Volume 2012 (2012), Article ID 429213, 10 pages
http://dx.doi.org/10.1155/2012/429213
Review Article

A Decade of FGF Receptor Research in Bladder Cancer: Past, Present, and Future Challenges

1Section of Experimental Oncology, Leeds Institute of Molecular Medicine, St James’s University Hospital, Leeds LS9 7TF, UK
2Institute of Molecular and Cellular Biology, University of Leeds, Leeds LS2 9JT, UK

Received 31 May 2012; Accepted 17 June 2012

Academic Editor: Nan-Haw Chow

Copyright © 2012 Erica di Martino et al. This is an open access article distributed under the Creative Commons Attribution License, which permits unrestricted use, distribution, and reproduction in any medium, provided the original work is properly cited.

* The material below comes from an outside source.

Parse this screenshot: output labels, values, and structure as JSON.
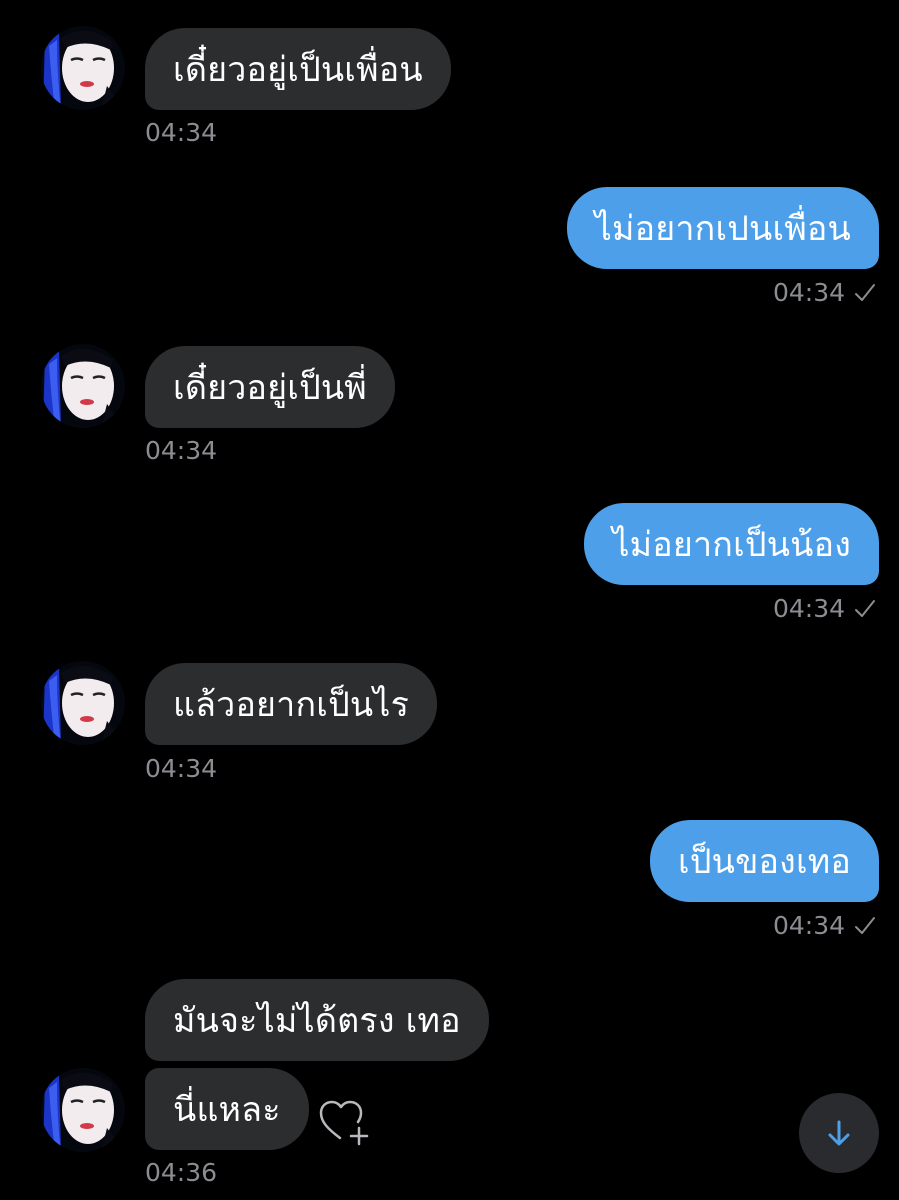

Abstract

Fibroblast growth factors (FGFs) orchestrate a variety of cellular functions by binding to their transmembrane tyrosine-kinase receptors (FGFRs) and activating downstream signalling pathways, including RAS/MAPK, PLCγ1, PI3K, and STATs. In the last ten years, it has become clear that FGF signalling is altered in a high proportion of bladder tumours. Activating mutations and/or overexpression of FGFR3 are common in urothelial tumours with low malignant potential and low-stage and -grade urothelial carcinomas (UCs) and are associated with a lower risk of progression and better survival in some subgroups. FGFR1 is not mutated in UC, but overexpression is frequent in all grades and stages and recent data indicate a role in urothelial epithelial-mesenchymal transition. In vitro and in vivo studies have shown that FGFR inhibition has cytotoxic and/or cytostatic effects in FGFR-dependent bladder cancer cells and FGFR-targeted agents are currently being investigated in clinical studies for the treatment of UC. Urine-based tests detecting common FGFR3 mutations are also under development for surveillance of low-grade and -stage tumours and for general population screening. Overall, FGFRs hold promise as therapeutic targets, diagnostic and prognostic markers, and screening tools for early detection and clinical management of UC.